YOUR GOAL: Sort through the data and copy the lines holding the word "zoom".
--- START ---
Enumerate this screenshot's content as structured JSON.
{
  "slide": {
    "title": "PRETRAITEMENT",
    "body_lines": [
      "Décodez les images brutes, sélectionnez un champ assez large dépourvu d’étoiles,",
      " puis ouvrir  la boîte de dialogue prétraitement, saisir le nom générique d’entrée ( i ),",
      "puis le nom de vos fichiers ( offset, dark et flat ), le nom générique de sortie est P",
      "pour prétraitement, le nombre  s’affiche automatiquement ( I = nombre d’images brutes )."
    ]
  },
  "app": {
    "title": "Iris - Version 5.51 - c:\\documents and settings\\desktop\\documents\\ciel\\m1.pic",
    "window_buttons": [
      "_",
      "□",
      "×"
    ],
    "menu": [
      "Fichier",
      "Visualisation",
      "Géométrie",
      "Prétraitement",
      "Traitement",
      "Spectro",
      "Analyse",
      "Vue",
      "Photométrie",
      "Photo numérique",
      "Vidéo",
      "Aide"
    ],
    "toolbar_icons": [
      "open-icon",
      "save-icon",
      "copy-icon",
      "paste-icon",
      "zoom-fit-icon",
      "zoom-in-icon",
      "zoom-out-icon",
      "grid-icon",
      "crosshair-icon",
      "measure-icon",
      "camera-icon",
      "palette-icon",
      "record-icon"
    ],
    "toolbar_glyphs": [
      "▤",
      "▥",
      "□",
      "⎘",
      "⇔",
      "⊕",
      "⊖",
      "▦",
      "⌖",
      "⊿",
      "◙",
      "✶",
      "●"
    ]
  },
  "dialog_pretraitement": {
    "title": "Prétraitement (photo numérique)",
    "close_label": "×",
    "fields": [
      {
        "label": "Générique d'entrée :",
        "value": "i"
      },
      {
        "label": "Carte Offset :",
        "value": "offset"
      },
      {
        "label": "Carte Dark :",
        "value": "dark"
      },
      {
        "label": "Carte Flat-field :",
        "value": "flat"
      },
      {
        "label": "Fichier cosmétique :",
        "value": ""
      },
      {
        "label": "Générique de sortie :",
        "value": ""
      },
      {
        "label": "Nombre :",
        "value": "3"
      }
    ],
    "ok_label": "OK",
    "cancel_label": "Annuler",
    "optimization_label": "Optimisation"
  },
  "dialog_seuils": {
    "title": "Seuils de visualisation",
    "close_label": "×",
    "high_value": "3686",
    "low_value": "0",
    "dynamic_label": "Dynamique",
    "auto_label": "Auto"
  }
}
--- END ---
RESPONSE BOX:
      "zoom-fit-icon",
      "zoom-in-icon",
      "zoom-out-icon",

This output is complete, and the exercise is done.